The former pitcher lost his composure in a federal courtroom Tuesday while describing how he can no longer use his right arm for simple tasks like tucking in his shirt or fastening a seat belt.
“You want to be able to hang it up yourself, not let someone else hang it up for you,” he said about ending his baseball career. Several times Backe had to wait until he could regain his composure to answer questions by plaintiff’s attorney Christopher Porter.
During a wedding party at the H20 outdoor bar an altercation broke out, leading to the Galveston Police springing into action. Backe found himself in the middle of it. (Some background on the incident can be found here.)
On the stand, Backe’s demeanor changed when he described the night he was beaten. He had just purchased a beer when “I heard a frantic voice saying, ‘They got Cole,’ ” Backe recalled, referring to Cole O’Balle, brother of the bride. “I could tell by the tone of the voice that something wasn’t right.”
Backe said he ran to the sound and encountered O’Balle face down on the ground and surrounded by police, his face bloody and the prongs from a stun gun stuck in his back. O’Balle was flown by helicopter to a Houston hospital.
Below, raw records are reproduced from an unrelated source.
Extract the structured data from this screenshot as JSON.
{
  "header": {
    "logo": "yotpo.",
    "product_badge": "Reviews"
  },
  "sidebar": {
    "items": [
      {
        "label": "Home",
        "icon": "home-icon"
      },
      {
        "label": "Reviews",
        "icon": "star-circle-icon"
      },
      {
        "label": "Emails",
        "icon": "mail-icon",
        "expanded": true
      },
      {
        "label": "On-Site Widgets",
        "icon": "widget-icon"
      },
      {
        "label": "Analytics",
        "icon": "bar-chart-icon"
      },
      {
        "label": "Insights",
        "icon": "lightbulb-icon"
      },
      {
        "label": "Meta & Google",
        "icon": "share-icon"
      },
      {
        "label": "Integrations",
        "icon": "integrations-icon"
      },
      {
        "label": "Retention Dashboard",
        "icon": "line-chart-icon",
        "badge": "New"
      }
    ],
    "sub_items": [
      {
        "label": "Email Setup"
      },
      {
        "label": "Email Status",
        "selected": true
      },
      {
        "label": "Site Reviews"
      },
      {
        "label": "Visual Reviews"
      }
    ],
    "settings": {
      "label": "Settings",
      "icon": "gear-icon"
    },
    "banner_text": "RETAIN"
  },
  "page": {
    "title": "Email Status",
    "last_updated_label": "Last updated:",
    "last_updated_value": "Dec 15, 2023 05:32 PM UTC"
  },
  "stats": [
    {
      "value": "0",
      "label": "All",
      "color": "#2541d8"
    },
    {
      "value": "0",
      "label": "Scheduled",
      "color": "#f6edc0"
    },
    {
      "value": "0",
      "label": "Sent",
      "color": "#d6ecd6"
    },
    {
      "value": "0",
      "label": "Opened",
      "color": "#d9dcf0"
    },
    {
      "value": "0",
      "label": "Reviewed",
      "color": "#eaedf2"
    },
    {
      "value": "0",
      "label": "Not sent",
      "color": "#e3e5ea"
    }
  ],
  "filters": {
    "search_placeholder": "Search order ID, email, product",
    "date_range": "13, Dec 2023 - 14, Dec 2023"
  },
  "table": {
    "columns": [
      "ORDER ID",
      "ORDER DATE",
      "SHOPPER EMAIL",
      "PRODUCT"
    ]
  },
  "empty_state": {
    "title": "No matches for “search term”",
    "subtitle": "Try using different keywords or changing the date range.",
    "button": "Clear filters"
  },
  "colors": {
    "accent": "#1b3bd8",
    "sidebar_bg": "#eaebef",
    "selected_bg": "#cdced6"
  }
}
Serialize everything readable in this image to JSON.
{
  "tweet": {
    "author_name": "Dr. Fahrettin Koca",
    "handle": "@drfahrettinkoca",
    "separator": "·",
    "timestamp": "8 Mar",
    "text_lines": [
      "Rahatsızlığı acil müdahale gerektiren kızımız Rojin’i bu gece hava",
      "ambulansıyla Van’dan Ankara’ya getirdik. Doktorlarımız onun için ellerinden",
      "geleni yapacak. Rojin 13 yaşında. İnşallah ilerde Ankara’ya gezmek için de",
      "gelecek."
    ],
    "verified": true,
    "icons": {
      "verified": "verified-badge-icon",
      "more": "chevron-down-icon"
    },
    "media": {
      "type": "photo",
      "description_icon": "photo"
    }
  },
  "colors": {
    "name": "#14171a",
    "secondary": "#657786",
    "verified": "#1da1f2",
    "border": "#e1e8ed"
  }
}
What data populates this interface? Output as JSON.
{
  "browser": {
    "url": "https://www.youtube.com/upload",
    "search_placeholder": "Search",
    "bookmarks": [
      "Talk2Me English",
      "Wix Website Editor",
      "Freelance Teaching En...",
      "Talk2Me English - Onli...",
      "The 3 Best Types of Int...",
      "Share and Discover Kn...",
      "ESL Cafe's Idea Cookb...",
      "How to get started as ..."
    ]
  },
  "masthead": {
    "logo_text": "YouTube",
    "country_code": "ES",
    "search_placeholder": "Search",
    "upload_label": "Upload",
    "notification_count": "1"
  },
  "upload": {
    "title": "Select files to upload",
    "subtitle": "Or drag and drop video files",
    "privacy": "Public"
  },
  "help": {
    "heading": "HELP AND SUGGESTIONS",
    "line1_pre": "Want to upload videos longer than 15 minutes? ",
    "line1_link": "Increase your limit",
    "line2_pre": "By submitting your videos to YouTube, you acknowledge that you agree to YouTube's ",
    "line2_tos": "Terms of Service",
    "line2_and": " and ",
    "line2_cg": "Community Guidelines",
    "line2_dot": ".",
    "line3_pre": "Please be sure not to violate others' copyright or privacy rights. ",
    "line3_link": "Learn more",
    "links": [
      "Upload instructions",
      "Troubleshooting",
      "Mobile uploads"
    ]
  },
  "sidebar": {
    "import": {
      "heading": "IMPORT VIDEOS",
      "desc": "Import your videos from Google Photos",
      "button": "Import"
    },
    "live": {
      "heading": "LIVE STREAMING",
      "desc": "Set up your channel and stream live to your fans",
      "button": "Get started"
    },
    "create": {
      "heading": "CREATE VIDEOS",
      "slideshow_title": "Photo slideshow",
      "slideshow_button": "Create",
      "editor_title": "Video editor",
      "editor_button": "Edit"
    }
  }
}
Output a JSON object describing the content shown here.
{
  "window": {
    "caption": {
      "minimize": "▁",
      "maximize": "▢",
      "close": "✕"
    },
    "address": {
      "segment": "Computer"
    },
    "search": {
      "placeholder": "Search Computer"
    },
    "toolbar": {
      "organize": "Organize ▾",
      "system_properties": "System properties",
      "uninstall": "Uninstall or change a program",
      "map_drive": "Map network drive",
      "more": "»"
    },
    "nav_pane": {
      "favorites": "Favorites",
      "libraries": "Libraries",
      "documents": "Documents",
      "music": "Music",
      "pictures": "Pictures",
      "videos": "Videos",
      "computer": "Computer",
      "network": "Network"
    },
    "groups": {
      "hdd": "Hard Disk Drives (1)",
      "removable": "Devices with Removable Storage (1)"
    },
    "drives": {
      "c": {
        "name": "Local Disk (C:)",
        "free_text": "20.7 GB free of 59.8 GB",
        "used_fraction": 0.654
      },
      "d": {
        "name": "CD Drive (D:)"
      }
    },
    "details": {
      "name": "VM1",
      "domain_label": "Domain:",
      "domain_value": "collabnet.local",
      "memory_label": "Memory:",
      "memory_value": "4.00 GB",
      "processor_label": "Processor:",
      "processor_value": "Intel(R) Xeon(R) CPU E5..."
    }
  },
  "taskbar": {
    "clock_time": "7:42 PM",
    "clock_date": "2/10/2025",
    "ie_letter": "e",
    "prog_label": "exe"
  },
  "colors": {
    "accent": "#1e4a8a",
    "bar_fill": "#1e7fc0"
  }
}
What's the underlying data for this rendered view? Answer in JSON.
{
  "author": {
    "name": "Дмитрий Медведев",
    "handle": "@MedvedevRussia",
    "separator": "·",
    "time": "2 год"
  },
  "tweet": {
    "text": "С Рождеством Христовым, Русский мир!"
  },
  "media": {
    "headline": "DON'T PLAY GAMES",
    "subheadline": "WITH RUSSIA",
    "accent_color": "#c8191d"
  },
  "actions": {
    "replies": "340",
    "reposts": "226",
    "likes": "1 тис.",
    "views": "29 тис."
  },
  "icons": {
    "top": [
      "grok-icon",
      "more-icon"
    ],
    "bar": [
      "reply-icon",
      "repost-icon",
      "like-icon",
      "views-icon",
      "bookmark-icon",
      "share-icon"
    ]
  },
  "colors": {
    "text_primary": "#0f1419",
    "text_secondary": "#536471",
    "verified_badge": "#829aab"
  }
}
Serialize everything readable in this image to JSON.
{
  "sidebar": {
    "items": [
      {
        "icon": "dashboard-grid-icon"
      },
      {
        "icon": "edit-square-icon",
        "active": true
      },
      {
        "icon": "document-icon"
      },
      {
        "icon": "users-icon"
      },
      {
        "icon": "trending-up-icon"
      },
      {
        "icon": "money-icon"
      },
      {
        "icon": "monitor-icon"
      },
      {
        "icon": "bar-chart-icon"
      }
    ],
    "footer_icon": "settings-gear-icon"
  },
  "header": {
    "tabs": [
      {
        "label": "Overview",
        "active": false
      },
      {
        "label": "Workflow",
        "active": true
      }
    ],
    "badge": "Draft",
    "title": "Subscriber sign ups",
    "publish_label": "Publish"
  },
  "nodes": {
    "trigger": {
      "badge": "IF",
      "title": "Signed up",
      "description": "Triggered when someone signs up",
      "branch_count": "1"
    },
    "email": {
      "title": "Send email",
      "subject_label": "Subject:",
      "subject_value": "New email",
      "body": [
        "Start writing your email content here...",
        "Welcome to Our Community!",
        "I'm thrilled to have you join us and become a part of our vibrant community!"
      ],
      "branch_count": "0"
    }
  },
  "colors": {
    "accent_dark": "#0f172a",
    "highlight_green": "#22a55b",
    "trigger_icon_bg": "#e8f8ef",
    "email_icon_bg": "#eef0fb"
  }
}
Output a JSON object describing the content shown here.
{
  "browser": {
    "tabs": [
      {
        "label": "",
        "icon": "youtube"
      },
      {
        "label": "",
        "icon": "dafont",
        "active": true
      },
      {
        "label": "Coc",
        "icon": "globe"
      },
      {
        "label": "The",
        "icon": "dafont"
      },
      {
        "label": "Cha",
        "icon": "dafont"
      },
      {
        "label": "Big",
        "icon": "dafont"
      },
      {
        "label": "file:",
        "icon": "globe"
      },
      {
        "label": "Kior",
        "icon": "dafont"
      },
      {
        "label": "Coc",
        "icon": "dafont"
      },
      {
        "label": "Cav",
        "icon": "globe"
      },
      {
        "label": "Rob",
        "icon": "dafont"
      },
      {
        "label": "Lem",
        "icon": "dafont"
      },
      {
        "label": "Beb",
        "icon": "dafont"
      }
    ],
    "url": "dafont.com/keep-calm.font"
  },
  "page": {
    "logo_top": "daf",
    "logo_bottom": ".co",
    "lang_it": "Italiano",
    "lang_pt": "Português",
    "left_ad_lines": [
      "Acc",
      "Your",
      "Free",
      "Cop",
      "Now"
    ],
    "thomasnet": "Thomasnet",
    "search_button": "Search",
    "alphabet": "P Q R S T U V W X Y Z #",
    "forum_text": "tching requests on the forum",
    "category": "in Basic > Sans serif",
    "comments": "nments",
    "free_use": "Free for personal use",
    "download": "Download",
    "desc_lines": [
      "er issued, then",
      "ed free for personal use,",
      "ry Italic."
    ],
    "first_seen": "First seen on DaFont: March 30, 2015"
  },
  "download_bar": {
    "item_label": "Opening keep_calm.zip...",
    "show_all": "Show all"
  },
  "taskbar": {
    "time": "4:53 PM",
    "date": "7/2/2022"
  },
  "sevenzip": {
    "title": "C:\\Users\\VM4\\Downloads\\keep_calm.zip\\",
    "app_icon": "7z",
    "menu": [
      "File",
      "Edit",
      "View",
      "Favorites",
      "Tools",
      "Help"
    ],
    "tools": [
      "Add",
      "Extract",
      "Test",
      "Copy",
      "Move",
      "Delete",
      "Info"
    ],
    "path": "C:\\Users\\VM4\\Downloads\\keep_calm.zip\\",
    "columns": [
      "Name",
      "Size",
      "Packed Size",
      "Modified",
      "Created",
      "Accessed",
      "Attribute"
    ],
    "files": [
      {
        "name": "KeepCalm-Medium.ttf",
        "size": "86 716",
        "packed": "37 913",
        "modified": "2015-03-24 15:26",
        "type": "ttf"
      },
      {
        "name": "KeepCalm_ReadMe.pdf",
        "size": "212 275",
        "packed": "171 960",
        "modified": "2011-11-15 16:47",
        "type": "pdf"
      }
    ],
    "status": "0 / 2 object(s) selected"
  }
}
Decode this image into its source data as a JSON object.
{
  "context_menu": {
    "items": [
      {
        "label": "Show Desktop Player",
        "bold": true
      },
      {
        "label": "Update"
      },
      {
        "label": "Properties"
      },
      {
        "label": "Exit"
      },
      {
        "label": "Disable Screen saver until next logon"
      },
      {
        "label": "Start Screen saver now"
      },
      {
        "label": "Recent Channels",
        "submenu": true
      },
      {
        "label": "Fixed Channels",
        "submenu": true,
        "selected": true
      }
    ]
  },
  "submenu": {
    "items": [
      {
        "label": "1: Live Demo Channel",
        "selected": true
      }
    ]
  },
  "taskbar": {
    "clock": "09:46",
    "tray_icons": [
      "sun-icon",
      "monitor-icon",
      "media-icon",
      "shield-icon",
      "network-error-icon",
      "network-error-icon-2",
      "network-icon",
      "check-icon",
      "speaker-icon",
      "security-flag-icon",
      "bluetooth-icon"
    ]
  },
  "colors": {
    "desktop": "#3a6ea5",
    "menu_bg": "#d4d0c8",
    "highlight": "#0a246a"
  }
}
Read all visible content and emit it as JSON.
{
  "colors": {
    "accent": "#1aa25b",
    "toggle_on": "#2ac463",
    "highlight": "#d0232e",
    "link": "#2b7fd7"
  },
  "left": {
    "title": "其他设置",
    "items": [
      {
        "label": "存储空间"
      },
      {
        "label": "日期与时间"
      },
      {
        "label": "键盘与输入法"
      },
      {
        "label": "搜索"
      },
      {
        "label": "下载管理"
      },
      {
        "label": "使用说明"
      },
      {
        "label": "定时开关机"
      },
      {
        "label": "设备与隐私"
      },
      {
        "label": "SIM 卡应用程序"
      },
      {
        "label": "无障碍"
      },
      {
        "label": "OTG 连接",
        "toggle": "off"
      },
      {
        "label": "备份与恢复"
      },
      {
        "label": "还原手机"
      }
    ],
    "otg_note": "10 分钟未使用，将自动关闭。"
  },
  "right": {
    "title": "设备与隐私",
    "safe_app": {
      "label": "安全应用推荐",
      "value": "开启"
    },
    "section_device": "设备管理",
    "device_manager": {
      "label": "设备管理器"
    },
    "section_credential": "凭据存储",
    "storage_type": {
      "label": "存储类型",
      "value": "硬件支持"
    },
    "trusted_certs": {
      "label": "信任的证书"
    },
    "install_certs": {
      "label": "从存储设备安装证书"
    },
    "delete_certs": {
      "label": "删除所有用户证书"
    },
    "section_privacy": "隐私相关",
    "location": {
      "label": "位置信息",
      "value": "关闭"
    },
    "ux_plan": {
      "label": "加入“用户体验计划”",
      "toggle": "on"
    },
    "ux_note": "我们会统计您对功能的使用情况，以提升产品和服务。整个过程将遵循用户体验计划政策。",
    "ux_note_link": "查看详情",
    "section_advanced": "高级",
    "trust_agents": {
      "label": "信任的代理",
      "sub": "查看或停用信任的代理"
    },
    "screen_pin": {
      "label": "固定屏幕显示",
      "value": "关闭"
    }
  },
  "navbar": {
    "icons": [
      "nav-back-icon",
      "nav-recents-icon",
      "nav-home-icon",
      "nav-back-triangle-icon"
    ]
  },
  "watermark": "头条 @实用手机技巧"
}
Backe said officer Nicholas McDermott “screamed, ‘back the f— up.” Backe said he could back up no farther and told the officer, “Chill out, we can’t back up. You’ve got enough room.” At that point several officers attacked him, he said, striking him as he fell to the ground and continuing to beat him until his face was bloody. One kicked him in the face, he said.
When he fell, his shoulder struck a concrete curb that separated the sidewalk from a garden. He said officers kept beating him while he was down. “I hit the ground hard and they just got on top of me,” he said. Backe contends that this is when he his shoulder was so badly damaged it ended his career.
Defense attorneys argue that Backe didn’t cite the beating as the reason for his shoulder ailments until after filing a the lawsuit in 2010.They also contend Backe’s career was already on the decline. In 2008 he allowed 112 runs and 35 home runs — each league highs — over 166+ innings.
The Chronicle also notes that Backe had a piece of bone removed from his shoulder, which he keeps in a jar as a reminder.
blog comments powered by Disqus